Belgrade, March 15 (Reuters): Hundreds of thousands followed the funeral procession today of Serbian Prime Minister Zoran Djindjic, assassinated by a sniper believed to be acting on the orders of gangster bosses.
It was the biggest crowd Serbia had seen since a mass uprising led by Djindjic and other reformers toppled Slobodan Milosevic in October 2000, after a decade of Balkan wars and international ostracism for the impoverished republic.
The mourners joined the slow procession of the slain leader’s body through chilly streets from Saint Sava cathedral to Belgrade’s New Cemetery, where it was laid to rest with military honours in the Alley of the Great Men.
Western leaders including European Commission president Romano Prodi and German foreign minister Joschka Fischer were among those who paid last respects, under tight security, to the man they credit with ending Milosevic’s authoritarian rule.
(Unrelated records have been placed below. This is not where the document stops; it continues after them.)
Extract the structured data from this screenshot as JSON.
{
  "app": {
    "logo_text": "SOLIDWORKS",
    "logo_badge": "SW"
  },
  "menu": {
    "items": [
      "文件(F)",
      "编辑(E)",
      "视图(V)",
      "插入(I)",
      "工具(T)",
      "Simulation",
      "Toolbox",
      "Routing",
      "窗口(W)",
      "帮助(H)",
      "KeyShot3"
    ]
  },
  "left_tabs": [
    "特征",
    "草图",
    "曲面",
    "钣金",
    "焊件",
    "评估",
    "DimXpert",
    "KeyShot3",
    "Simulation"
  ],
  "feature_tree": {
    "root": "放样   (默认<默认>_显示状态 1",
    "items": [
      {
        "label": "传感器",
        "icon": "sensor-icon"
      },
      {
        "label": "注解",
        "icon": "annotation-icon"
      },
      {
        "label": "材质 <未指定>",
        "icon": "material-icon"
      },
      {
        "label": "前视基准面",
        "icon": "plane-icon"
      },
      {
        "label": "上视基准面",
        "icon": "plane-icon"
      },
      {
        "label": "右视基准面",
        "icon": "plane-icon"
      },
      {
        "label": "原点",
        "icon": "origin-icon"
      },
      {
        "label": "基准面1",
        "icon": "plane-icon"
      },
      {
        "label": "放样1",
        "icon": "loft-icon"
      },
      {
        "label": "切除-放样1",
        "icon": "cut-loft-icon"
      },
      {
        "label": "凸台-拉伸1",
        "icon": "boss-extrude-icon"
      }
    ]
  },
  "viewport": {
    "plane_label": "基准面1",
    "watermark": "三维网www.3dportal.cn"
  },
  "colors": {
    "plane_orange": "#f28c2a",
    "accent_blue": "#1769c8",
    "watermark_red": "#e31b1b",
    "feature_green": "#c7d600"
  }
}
A funeral ceremony was held earlier today in Saint Sava’s, with black-clad anti-terrorist troops on guard outside.
Djindjic’s widow and their two children, government ministers, black-robed religious leaders, army top brass and other dignitaries filed by his coffin, which lay in the huge church draped in the red, blue and white Serbian flag. Serbian Orthodox bishop Amfilohije said Djindjic had begun a renewal of Serbia and “reached out a hand of reconciliation and peace” to Europe and the world.“But he was killed by a brother’s blind hatred.”